(Beginning of Data)
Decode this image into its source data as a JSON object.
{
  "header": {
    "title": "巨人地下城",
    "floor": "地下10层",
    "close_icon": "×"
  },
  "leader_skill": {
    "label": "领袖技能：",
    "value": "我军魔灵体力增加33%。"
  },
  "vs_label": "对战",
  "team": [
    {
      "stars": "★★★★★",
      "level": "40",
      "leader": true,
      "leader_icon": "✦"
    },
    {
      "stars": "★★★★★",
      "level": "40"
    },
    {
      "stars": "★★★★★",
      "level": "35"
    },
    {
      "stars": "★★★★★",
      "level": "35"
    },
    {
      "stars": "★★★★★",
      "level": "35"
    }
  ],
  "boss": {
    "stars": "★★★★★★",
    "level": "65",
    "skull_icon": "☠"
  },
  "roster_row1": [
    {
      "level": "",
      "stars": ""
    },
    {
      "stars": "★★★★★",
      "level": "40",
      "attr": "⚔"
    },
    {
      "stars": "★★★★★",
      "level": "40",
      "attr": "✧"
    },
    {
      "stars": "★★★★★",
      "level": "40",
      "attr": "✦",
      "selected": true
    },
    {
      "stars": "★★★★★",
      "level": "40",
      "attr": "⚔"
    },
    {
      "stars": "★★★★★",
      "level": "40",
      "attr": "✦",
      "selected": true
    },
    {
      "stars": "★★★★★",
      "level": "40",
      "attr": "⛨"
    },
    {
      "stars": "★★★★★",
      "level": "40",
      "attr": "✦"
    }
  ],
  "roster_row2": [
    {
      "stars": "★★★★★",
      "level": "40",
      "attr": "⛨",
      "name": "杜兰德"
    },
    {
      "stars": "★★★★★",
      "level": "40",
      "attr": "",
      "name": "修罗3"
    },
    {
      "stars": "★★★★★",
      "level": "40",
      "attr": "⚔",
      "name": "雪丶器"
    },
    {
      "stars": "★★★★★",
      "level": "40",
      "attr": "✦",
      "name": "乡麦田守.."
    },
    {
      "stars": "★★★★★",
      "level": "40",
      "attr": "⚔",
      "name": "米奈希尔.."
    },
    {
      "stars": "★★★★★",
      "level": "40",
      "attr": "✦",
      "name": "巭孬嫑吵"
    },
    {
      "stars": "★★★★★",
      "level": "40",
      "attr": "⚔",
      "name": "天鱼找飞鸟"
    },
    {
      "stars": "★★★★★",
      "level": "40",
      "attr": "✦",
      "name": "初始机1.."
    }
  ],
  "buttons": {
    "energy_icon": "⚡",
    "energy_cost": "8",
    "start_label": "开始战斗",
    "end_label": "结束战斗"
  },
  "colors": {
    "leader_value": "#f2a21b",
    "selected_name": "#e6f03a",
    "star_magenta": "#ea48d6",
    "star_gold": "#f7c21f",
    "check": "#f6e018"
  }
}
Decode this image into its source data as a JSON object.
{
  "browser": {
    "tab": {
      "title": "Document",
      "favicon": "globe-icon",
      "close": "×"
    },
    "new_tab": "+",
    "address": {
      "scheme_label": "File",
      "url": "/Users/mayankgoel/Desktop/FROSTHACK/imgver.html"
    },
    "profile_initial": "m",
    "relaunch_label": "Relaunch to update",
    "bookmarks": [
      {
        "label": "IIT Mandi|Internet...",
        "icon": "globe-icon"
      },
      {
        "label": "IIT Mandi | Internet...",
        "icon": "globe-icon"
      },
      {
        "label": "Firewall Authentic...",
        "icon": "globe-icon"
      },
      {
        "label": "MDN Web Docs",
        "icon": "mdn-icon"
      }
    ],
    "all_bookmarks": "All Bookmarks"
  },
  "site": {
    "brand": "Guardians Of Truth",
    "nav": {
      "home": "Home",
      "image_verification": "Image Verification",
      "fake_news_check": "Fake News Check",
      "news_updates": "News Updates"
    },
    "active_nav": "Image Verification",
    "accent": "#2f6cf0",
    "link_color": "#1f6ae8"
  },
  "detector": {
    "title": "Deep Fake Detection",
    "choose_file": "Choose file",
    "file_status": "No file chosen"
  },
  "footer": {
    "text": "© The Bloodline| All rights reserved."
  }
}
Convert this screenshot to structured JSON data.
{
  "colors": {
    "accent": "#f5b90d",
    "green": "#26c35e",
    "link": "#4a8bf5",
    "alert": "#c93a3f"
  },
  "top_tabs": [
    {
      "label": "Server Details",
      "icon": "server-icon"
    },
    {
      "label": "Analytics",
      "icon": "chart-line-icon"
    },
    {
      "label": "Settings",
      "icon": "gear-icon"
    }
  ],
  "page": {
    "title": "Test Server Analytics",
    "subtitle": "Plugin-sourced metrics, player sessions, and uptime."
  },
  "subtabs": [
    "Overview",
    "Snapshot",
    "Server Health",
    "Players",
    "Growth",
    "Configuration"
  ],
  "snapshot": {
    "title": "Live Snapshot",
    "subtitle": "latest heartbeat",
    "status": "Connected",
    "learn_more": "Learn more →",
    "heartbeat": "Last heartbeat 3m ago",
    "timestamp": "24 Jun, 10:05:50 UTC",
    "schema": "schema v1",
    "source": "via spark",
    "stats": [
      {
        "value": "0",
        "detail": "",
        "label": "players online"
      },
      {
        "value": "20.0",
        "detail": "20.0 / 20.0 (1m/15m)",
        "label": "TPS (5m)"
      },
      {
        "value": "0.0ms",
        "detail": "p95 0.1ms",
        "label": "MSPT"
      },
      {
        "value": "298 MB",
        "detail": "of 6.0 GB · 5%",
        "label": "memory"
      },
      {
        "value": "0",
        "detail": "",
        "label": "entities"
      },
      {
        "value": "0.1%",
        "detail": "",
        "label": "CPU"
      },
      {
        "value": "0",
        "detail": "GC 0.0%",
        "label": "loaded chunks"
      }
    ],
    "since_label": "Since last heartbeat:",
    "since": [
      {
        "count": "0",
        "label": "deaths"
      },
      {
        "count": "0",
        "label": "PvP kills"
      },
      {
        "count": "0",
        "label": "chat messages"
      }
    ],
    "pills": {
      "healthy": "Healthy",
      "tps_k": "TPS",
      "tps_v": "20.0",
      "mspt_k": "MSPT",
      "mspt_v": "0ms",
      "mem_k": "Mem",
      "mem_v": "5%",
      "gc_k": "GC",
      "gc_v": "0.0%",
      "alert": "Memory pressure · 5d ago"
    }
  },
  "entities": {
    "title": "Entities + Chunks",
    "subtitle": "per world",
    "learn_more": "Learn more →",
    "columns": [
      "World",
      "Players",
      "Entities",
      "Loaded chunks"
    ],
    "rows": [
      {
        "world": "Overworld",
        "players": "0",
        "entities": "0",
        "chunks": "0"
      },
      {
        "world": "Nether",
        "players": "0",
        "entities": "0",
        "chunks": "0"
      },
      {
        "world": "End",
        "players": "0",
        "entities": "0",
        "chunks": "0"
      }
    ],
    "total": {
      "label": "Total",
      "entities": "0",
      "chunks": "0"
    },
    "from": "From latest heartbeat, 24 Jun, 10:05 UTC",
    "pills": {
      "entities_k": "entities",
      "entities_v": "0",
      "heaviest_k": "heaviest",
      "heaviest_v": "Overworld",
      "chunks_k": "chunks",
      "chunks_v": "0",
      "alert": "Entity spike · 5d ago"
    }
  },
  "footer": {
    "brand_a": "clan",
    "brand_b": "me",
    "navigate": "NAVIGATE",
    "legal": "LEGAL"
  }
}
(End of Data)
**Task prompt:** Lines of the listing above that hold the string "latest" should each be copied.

**Output:**
    "subtitle": "latest heartbeat",
    "from": "From latest heartbeat, 24 Jun, 10:05 UTC",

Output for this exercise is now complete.